| Problem statement |
Every line that contains "shortcut" must be located and copied from the data.

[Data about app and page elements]
************
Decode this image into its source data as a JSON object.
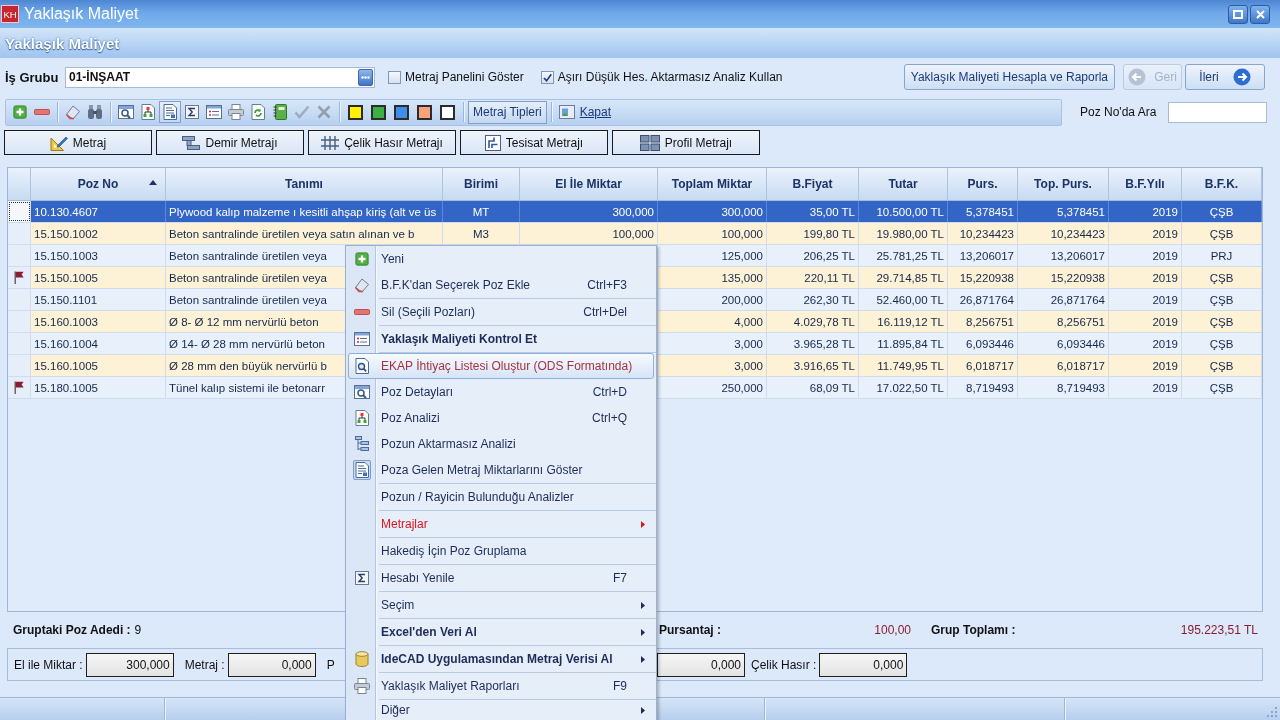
{
  "window": {
    "logo": "KH",
    "title": "Yaklaşık Maliyet"
  },
  "header": {
    "title": "Yaklaşık Maliyet"
  },
  "work_group": {
    "label": "İş Grubu",
    "value": "01-İNŞAAT"
  },
  "options": [
    {
      "label": "Metraj Panelini Göster",
      "checked": false
    },
    {
      "label": "Aşırı Düşük Hes. Aktarmasız Analiz Kullan",
      "checked": true
    }
  ],
  "actions": [
    {
      "kind": "plain",
      "label": "Yaklaşık Maliyeti Hesapla ve Raporla",
      "disabled": false
    },
    {
      "kind": "back",
      "label": "Geri",
      "disabled": true
    },
    {
      "kind": "forward",
      "label": "İleri",
      "disabled": false
    }
  ],
  "toolbar": [
    [
      {
        "kind": "icon",
        "pressed": false,
        "disabled": false
      },
      {
        "kind": "icon",
        "pressed": false,
        "disabled": false
      }
    ],
    [
      {
        "kind": "icon",
        "pressed": false,
        "disabled": false
      },
      {
        "kind": "icon",
        "pressed": false,
        "disabled": false
      }
    ],
    [
      {
        "kind": "icon",
        "pressed": false,
        "disabled": false
      },
      {
        "kind": "icon",
        "pressed": false,
        "disabled": false
      },
      {
        "kind": "icon",
        "pressed": true,
        "disabled": false
      },
      {
        "kind": "icon",
        "pressed": false,
        "disabled": false
      },
      {
        "kind": "icon",
        "pressed": false,
        "disabled": false
      },
      {
        "kind": "icon",
        "pressed": false,
        "disabled": false
      },
      {
        "kind": "icon",
        "pressed": false,
        "disabled": false
      },
      {
        "kind": "icon",
        "pressed": false,
        "disabled": false
      },
      {
        "kind": "icon",
        "pressed": false,
        "disabled": true
      },
      {
        "kind": "icon",
        "pressed": false,
        "disabled": true
      }
    ],
    [
      {
        "kind": "swatch",
        "color": "#fff200"
      },
      {
        "kind": "swatch",
        "color": "#3cb043"
      },
      {
        "kind": "swatch",
        "color": "#3d8ee8"
      },
      {
        "kind": "swatch",
        "color": "#f7a27a"
      },
      {
        "kind": "swatch",
        "color": "#ffffff"
      }
    ],
    [
      {
        "kind": "toggle",
        "label": "Metraj Tipleri",
        "pressed": true
      }
    ],
    [
      {
        "kind": "link",
        "label": "Kapat"
      }
    ]
  ],
  "search": {
    "label": "Poz No'da Ara"
  },
  "metraj_buttons": [
    "Metraj",
    "Demir Metrajı",
    "Çelik Hasır Metrajı",
    "Tesisat Metrajı",
    "Profil Metrajı"
  ],
  "table": {
    "columns": [
      {
        "label": "Poz No",
        "sorted": true
      },
      {
        "label": "Tanımı",
        "sorted": false
      },
      {
        "label": "Birimi",
        "sorted": false
      },
      {
        "label": "El İle Miktar",
        "sorted": false
      },
      {
        "label": "Toplam Miktar",
        "sorted": false
      },
      {
        "label": "B.Fiyat",
        "sorted": false
      },
      {
        "label": "Tutar",
        "sorted": false
      },
      {
        "label": "Purs.",
        "sorted": false
      },
      {
        "label": "Top. Purs.",
        "sorted": false
      },
      {
        "label": "B.F.Yılı",
        "sorted": false
      },
      {
        "label": "B.F.K.",
        "sorted": false
      }
    ],
    "rows": [
      {
        "flagged": false,
        "selected": true,
        "cells": [
          "10.130.4607",
          "Plywood kalıp malzeme ı kesitli ahşap kiriş (alt ve üs",
          "MT",
          "300,000",
          "300,000",
          "35,00 TL",
          "10.500,00 TL",
          "5,378451",
          "5,378451",
          "2019",
          "ÇŞB"
        ]
      },
      {
        "flagged": false,
        "selected": false,
        "cells": [
          "15.150.1002",
          "Beton santralinde üretilen veya satın alınan ve b",
          "M3",
          "100,000",
          "100,000",
          "199,80 TL",
          "19.980,00 TL",
          "10,234423",
          "10,234423",
          "2019",
          "ÇŞB"
        ]
      },
      {
        "flagged": false,
        "selected": false,
        "cells": [
          "15.150.1003",
          "Beton santralinde üretilen veya",
          null,
          null,
          "125,000",
          "206,25 TL",
          "25.781,25 TL",
          "13,206017",
          "13,206017",
          "2019",
          "PRJ"
        ]
      },
      {
        "flagged": true,
        "selected": false,
        "cells": [
          "15.150.1005",
          "Beton santralinde üretilen veya",
          null,
          null,
          "135,000",
          "220,11 TL",
          "29.714,85 TL",
          "15,220938",
          "15,220938",
          "2019",
          "ÇŞB"
        ]
      },
      {
        "flagged": false,
        "selected": false,
        "cells": [
          "15.150.1101",
          "Beton santralinde üretilen veya",
          null,
          null,
          "200,000",
          "262,30 TL",
          "52.460,00 TL",
          "26,871764",
          "26,871764",
          "2019",
          "ÇŞB"
        ]
      },
      {
        "flagged": false,
        "selected": false,
        "cells": [
          "15.160.1003",
          "Ø 8- Ø 12 mm nervürlü beton",
          null,
          null,
          "4,000",
          "4.029,78 TL",
          "16.119,12 TL",
          "8,256751",
          "8,256751",
          "2019",
          "ÇŞB"
        ]
      },
      {
        "flagged": false,
        "selected": false,
        "cells": [
          "15.160.1004",
          "Ø 14- Ø 28 mm nervürlü beton",
          null,
          null,
          "3,000",
          "3.965,28 TL",
          "11.895,84 TL",
          "6,093446",
          "6,093446",
          "2019",
          "ÇŞB"
        ]
      },
      {
        "flagged": false,
        "selected": false,
        "cells": [
          "15.160.1005",
          "Ø 28 mm den büyük nervürlü b",
          null,
          null,
          "3,000",
          "3.916,65 TL",
          "11.749,95 TL",
          "6,018717",
          "6,018717",
          "2019",
          "ÇŞB"
        ]
      },
      {
        "flagged": true,
        "selected": false,
        "cells": [
          "15.180.1005",
          "Tünel kalıp sistemi ile betonarr",
          null,
          null,
          "250,000",
          "68,09 TL",
          "17.022,50 TL",
          "8,719493",
          "8,719493",
          "2019",
          "ÇŞB"
        ]
      }
    ]
  },
  "summary": [
    {
      "kind": "count",
      "label": "Gruptaki Poz Adedi :",
      "value": "9"
    },
    {
      "kind": "amount",
      "label": "Pursantaj :",
      "value": "100,00"
    },
    {
      "kind": "amount",
      "label": "Grup Toplamı :",
      "value": "195.223,51 TL"
    }
  ],
  "quantities": [
    [
      {
        "label": "El ile Miktar :",
        "value": "300,000"
      },
      {
        "label": "Metraj :",
        "value": "0,000"
      },
      {
        "label": "P"
      }
    ],
    [
      {
        "value": "0,000"
      },
      {
        "label": "Çelik Hasır :",
        "value": "0,000"
      }
    ]
  ],
  "context_menu": [
    [
      {
        "label": "Yeni",
        "kind": "normal",
        "submenu": false,
        "selected": false,
        "checked": false
      },
      {
        "label": "B.F.K'dan Seçerek Poz Ekle",
        "shortcut": "Ctrl+F3",
        "kind": "normal",
        "submenu": false,
        "selected": false,
        "checked": false
      }
    ],
    [
      {
        "label": "Sil (Seçili Pozları)",
        "shortcut": "Ctrl+Del",
        "kind": "normal",
        "submenu": false,
        "selected": false,
        "checked": false
      }
    ],
    [
      {
        "label": "Yaklaşık Maliyeti Kontrol Et",
        "kind": "bold",
        "submenu": false,
        "selected": false,
        "checked": false
      }
    ],
    [
      {
        "label": "EKAP İhtiyaç Listesi Oluştur (ODS Formatında)",
        "kind": "normal",
        "submenu": false,
        "selected": true,
        "checked": false
      },
      {
        "label": "Poz Detayları",
        "shortcut": "Ctrl+D",
        "kind": "normal",
        "submenu": false,
        "selected": false,
        "checked": false
      },
      {
        "label": "Poz Analizi",
        "shortcut": "Ctrl+Q",
        "kind": "normal",
        "submenu": false,
        "selected": false,
        "checked": false
      },
      {
        "label": "Pozun Aktarmasız Analizi",
        "kind": "normal",
        "submenu": false,
        "selected": false,
        "checked": false
      },
      {
        "label": "Poza Gelen Metraj Miktarlarını Göster",
        "kind": "normal",
        "submenu": false,
        "selected": false,
        "checked": true
      }
    ],
    [
      {
        "label": "Pozun / Rayicin Bulunduğu Analizler",
        "kind": "normal",
        "submenu": false,
        "selected": false,
        "checked": false
      }
    ],
    [
      {
        "label": "Metrajlar",
        "kind": "alert",
        "submenu": true,
        "selected": false,
        "checked": false
      }
    ],
    [
      {
        "label": "Hakediş İçin Poz Gruplama",
        "kind": "normal",
        "submenu": false,
        "selected": false,
        "checked": false
      }
    ],
    [
      {
        "label": "Hesabı Yenile",
        "shortcut": "F7",
        "kind": "normal",
        "submenu": false,
        "selected": false,
        "checked": false
      }
    ],
    [
      {
        "label": "Seçim",
        "kind": "normal",
        "submenu": true,
        "selected": false,
        "checked": false
      }
    ],
    [
      {
        "label": "Excel'den Veri Al",
        "kind": "bold",
        "submenu": true,
        "selected": false,
        "checked": false
      }
    ],
    [
      {
        "label": "IdeCAD Uygulamasından Metraj Verisi Al",
        "kind": "bold",
        "submenu": true,
        "selected": false,
        "checked": false
      }
    ],
    [
      {
        "label": "Yaklaşık Maliyet Raporları",
        "shortcut": "F9",
        "kind": "normal",
        "submenu": false,
        "selected": false,
        "checked": false
      }
    ],
    [
      {
        "label": "Diğer",
        "kind": "normal",
        "submenu": true,
        "selected": false,
        "checked": false
      }
    ]
  ]
}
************
| Exercise output |
        "shortcut": "Ctrl+F3",
        "shortcut": "Ctrl+Del",
        "shortcut": "Ctrl+D",
        "shortcut": "Ctrl+Q",
        "shortcut": "F7",
        "shortcut": "F9",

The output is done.